Matty: Anthony Raneri, Vinnie just left.
Matty: Koji, Transit. Into It. Over It. Brian Marquis. We’re all friends. Literally whenever anybody walks in that tent, like whoever is playing there’s always shoutouts. It’s very low key. Very DIY. It’s a basement feel. It’s an opportunity to meet them as well. If you like Anthony or Koji or Evan, go say what’s up. There’s no rockstars in the tent, just good people playing good songs.
What are you guys thinking after Warped in terms of touring and what not?
Mike: We’re gonna be home for like a month and a half, and then we’re gonna go and try to start creating for a new record.

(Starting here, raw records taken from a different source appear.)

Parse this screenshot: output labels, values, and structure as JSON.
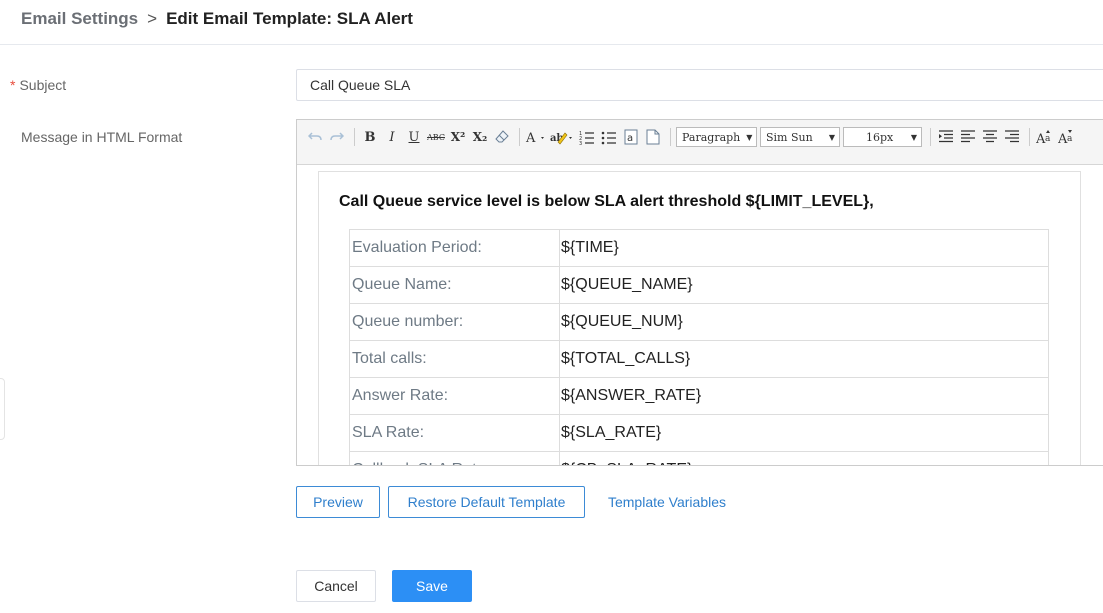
{
  "breadcrumb": {
    "parent": "Email Settings",
    "separator": ">",
    "current": "Edit Email Template: SLA Alert"
  },
  "form": {
    "subject": {
      "required_mark": "*",
      "label": "Subject",
      "value": "Call Queue SLA"
    },
    "message": {
      "label": "Message in HTML Format"
    }
  },
  "editor": {
    "toolbar": {
      "undo_icon": "undo-icon",
      "redo_icon": "redo-icon",
      "bold": "B",
      "italic": "I",
      "underline": "U",
      "strikethrough": "ABC",
      "superscript": "X²",
      "subscript": "X₂",
      "format_dropdown": "Paragraph",
      "font_dropdown": "Sim Sun",
      "size_dropdown": "16px"
    },
    "content": {
      "heading": "Call Queue service level is below SLA alert threshold ${LIMIT_LEVEL},",
      "rows": [
        {
          "key": "Evaluation Period:",
          "value": "${TIME}"
        },
        {
          "key": "Queue Name:",
          "value": "${QUEUE_NAME}"
        },
        {
          "key": "Queue number:",
          "value": "${QUEUE_NUM}"
        },
        {
          "key": "Total calls:",
          "value": "${TOTAL_CALLS}"
        },
        {
          "key": "Answer Rate:",
          "value": "${ANSWER_RATE}"
        },
        {
          "key": "SLA Rate:",
          "value": "${SLA_RATE}"
        },
        {
          "key": "Callback SLA Rate:",
          "value": "${CB_SLA_RATE}"
        }
      ]
    }
  },
  "actions": {
    "preview": "Preview",
    "restore": "Restore Default Template",
    "variables": "Template Variables",
    "cancel": "Cancel",
    "save": "Save"
  },
  "colors": {
    "primary": "#2c8ff5",
    "link": "#2f7fcc",
    "required": "#e74c3c"
  }
}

Then we’re going over to the UK to do Warped over there and do some touring there and Germany and Russia. Us, this band Decade, this band Save Your Breath and our friends in LYU.
Matty: Light It Up. Light You Up. I’m still getting used to that. But we’re stoked, there’s a few little off shows we’ll be announcing like college shows and what not, but then we have the UK and hopefully some US tours lined up. We haven’t done a full-U.S. tour, obviously Warped is a little different, but I’d like to do one more full-U.S. tour before we go back and record a new record.
Have you guys tossed around maybe an acoustic based tour?
Matty: It always falls through. Like last year we did some shows with Koji and Brian Marquis and Jamie from Bright and Early. I’m hoping this year we can do something like that around the holidays, maybe some Northeast dates, but we’re always down.
Anything you’d like to add?
Mike: Pro wrestling is fake. Just kidding.
Matty: He thinks he is a professional wrestler.
Mike: I’m gonna be a wrestler.
See you should hook up with the kids in Code Orange Kids. They know wrestling.
Matty: See I know old-school, he knows the new school.
I met Mick Foley once.
Mike: Me too, he was awesome. I asked him who kicked his ass the most and he said either Vader or Stone Cold.
No mention of being thrown off a cage in that Hell in a Cell match with The Undertaker?
Matty: I respect that dude a lot.
Mike: Wrestling is the best.
Matty: I’ll just say go Bruins, go Red Sox, go Patriots, go Celtics. Boston year, always. 2013, it’s coming down.